Couples get either £498.89 or £395.20 between them depending on whether they are over or under 25. The government has provided more information at https://www.gov.uk/self-employment-and-universal-credit
New style’ Employment and Support Allowance will be payable for people directly affected by Covid-19 including those self-isolating according to government advice from the first day of sickness, rather than the eighth day.
You can apply for Employment and Support Allowance (ESA) if you have a disability or health condition that affects how much you can work.
ESA gives you:
- money to help with living costs if you’re unable to work
- support to get back into work if you’re able to
You can apply for ESA if you’re employed, self-employed or unemployed.
If you are not sure about benefits you will be entitled to there are very helpful benefit calculators available.
- Turn2us– for information on income-related benefits, tax credits, Council Tax Reduction, Carer’s Allowance, Universal Credit and how your benefits will be affected if you start work or change your working hours
- Policy in Practice– for information on income-related benefits, tax credits, contribution-based benefits, Council Tax Reduction, Carer’s Allowance, Universal Credit, how these are calculated and how your benefits will be affected if you start work or change your working hours
- entitledto– for information on income-related benefits, tax credits, contribution-based benefits, Council Tax Reduction, Carer’s Allowance, Universal Credit and how your benefits will be affected if you start work
There are also a range of measures that have been introduced to help individuals manage their finances which we have detailed in our blog – Your personal finances and dealing with the affects of Coronavirus
Business Debt Help
There are a range of solutions available to businesses that are struggling apart from the measure outlined above.
If you business is able to tick over in terms of covering wages and overheads but is struggling to pay suppliers in full, it is possible to put forward payment arrangements to creditors either in an informal arrangement or using Voluntary Arrangements for companies, partnerships or self employed businesses.

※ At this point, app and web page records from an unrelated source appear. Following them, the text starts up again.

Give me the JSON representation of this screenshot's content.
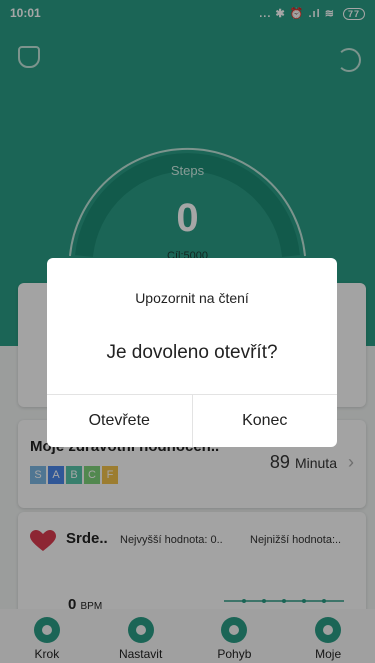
{
  "status_bar": {
    "time": "10:01",
    "icons": "... ✱ ⏰ .ıl ≋",
    "battery": "77"
  },
  "colors": {
    "accent": "#2a9c84",
    "grade_s": "#7bb6e0",
    "grade_a": "#4a86e8",
    "grade_b": "#56c3a8",
    "grade_c": "#7fd17a",
    "grade_f": "#f0c04a",
    "heart": "#d93b4f"
  },
  "header": {
    "left_icon": "trophy-icon",
    "right_icon": "refresh-icon"
  },
  "steps": {
    "label": "Steps",
    "value": "0",
    "goal": "Cíl:5000",
    "progress": 0
  },
  "health_card": {
    "title": "Moje zdravotní hodnocen..",
    "grades": [
      "S",
      "A",
      "B",
      "C",
      "F"
    ],
    "value": "89",
    "unit": "Minuta"
  },
  "heart_card": {
    "title": "Srde..",
    "max_label": "Nejvyšší hodnota: 0..",
    "min_label": "Nejnižší hodnota:..",
    "bpm_value": "0",
    "bpm_unit": "BPM"
  },
  "bottom_nav": [
    {
      "label": "Krok",
      "icon": "footprint-icon"
    },
    {
      "label": "Nastavit",
      "icon": "watch-icon"
    },
    {
      "label": "Pohyb",
      "icon": "run-icon"
    },
    {
      "label": "Moje",
      "icon": "user-icon"
    }
  ],
  "dialog": {
    "title": "Upozornit na čtení",
    "message": "Je dovoleno otevřít?",
    "confirm": "Otevřete",
    "cancel": "Konec"
  }
}
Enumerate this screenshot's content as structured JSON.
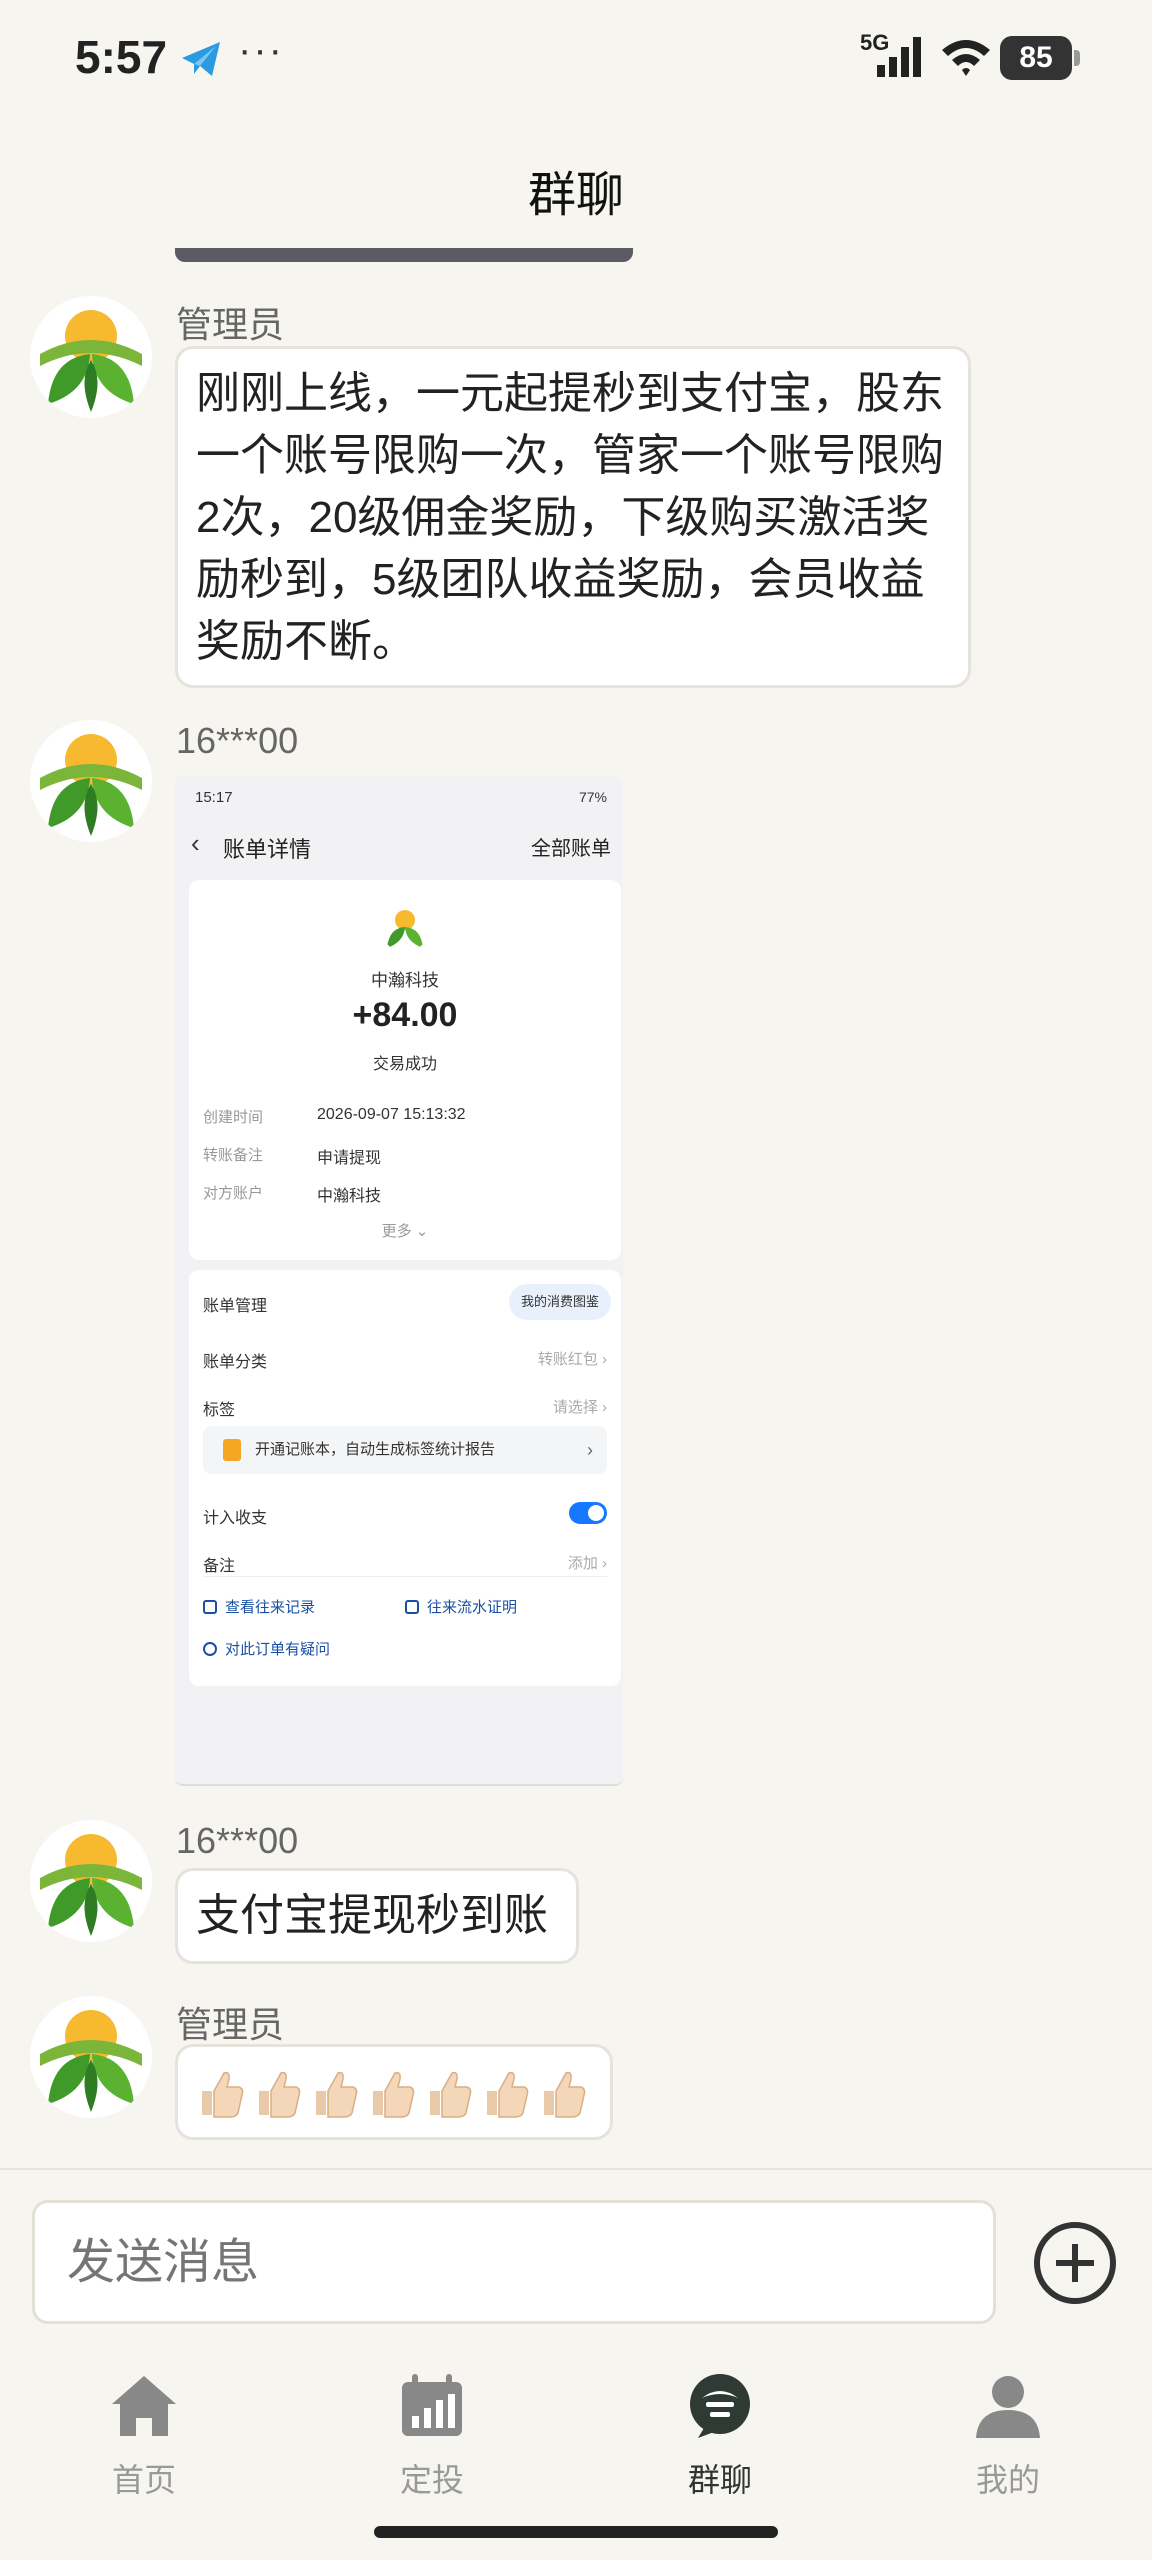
{
  "status_bar": {
    "time": "5:57",
    "more": "···",
    "network": "5G",
    "battery": "85"
  },
  "header": {
    "title": "群聊"
  },
  "messages": [
    {
      "sender": "管理员",
      "text": "刚刚上线，一元起提秒到支付宝，股东一个账号限购一次，管家一个账号限购2次，20级佣金奖励，下级购买激活奖励秒到，5级团队收益奖励，会员收益奖励不断。"
    },
    {
      "sender": "16***00",
      "image": {
        "status_time": "15:17",
        "status_battery": "77%",
        "title": "账单详情",
        "all_bills": "全部账单",
        "merchant": "中瀚科技",
        "amount": "+84.00",
        "status": "交易成功",
        "rows": [
          {
            "label": "创建时间",
            "value": "2026-09-07 15:13:32"
          },
          {
            "label": "转账备注",
            "value": "申请提现"
          },
          {
            "label": "对方账户",
            "value": "中瀚科技"
          }
        ],
        "more": "更多 ⌄",
        "manage": "账单管理",
        "consume_chart": "我的消费图鉴",
        "category_label": "账单分类",
        "category_value": "转账红包 ›",
        "tag_label": "标签",
        "tag_value": "请选择 ›",
        "tip": "开通记账本，自动生成标签统计报告",
        "income_label": "计入收支",
        "note_label": "备注",
        "note_value": "添加 ›",
        "history": "查看往来记录",
        "proof": "往来流水证明",
        "question": "对此订单有疑问"
      }
    },
    {
      "sender": "16***00",
      "text": "支付宝提现秒到账"
    },
    {
      "sender": "管理员",
      "emoji_count": 7
    }
  ],
  "input": {
    "placeholder": "发送消息"
  },
  "tabs": [
    {
      "label": "首页",
      "icon": "home-icon"
    },
    {
      "label": "定投",
      "icon": "calendar-icon"
    },
    {
      "label": "群聊",
      "icon": "chat-icon",
      "active": true
    },
    {
      "label": "我的",
      "icon": "profile-icon"
    }
  ],
  "colors": {
    "background": "#f7f5f0",
    "active_tab": "#333333",
    "inactive_tab": "#999999",
    "switch": "#1677ff"
  }
}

Voluntary Arrangements allow the business to retain its assets and continue trading but allows payments to unsecured creditors to be reduced so the business pays a monthly contribution towards its debt. The payments go into the arrangement and these funds are passed onto creditors by way of periodic dividends – usually quarterly.
Administration is an option for a company facing financial strain or creditor pressure. In many cases, a company which enters Administration can preserve the core business, and maintain continuity with its customers, and staff.
A company in Administration is legally protected from the commencement (or continuation) of any action against it. This protection provides ‘breathing space’ and gives the company’s Board time to put together a plan of action which could include restructuring, assessment of cash-flow and future plans, or even marketing the business for sale.
A sale of the business can be agreed before the Administration. This is widely known as pre pack administration and involves a sale to (all, or a number of) the existing directors operating a newly formed company. In any case, a sale of the business must be viable and a buyer will need to demonstrate that the newly formed company has a good prospect of success.
A CVL is likely to be the most suitable option if a company has debts it cannot afford to repay and there is no longer a viable business to be saved. Unfortunately there are so many companies at the moment with their businesses struggling with limited trading or shutdown completely. Hopefully, the lifelines strategies detailed above will help you keep your business ticking for the next few months whilst the nation aims to keep themselves safe.
If you have any queries please fill out our Contact Form and we will be in touch. Alternatively, call our FREE ADVICE LINE on 0800 781 0990. Our team has extensive experience in dealing with solvent and insolvent businesses and can arrange an initial consultation at no cost, usually on the same day.